• How to complete this task: Please count the lines in these records that contain "project" and give only that count.

App and web page records:
--- START ---
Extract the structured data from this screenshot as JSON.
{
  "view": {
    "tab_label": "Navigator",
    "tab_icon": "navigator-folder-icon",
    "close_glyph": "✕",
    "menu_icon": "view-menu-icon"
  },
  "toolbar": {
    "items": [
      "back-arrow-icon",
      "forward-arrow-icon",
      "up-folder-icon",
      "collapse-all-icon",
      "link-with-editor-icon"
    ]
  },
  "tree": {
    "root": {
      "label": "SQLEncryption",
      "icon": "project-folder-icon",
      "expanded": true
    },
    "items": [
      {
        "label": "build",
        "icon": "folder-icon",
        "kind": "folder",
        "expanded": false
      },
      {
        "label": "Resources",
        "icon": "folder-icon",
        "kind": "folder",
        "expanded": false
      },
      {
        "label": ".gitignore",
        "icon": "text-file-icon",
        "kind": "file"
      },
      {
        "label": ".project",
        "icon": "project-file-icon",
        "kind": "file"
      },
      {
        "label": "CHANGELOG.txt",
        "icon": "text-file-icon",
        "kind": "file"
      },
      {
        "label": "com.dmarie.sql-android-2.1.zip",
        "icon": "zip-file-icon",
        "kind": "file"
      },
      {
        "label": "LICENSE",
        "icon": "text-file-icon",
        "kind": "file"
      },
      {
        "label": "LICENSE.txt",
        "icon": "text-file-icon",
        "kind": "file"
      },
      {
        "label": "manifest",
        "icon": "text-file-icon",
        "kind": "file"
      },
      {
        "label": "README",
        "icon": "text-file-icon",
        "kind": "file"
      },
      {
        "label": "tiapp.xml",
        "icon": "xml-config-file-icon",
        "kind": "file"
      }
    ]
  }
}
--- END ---
• Solution below: 3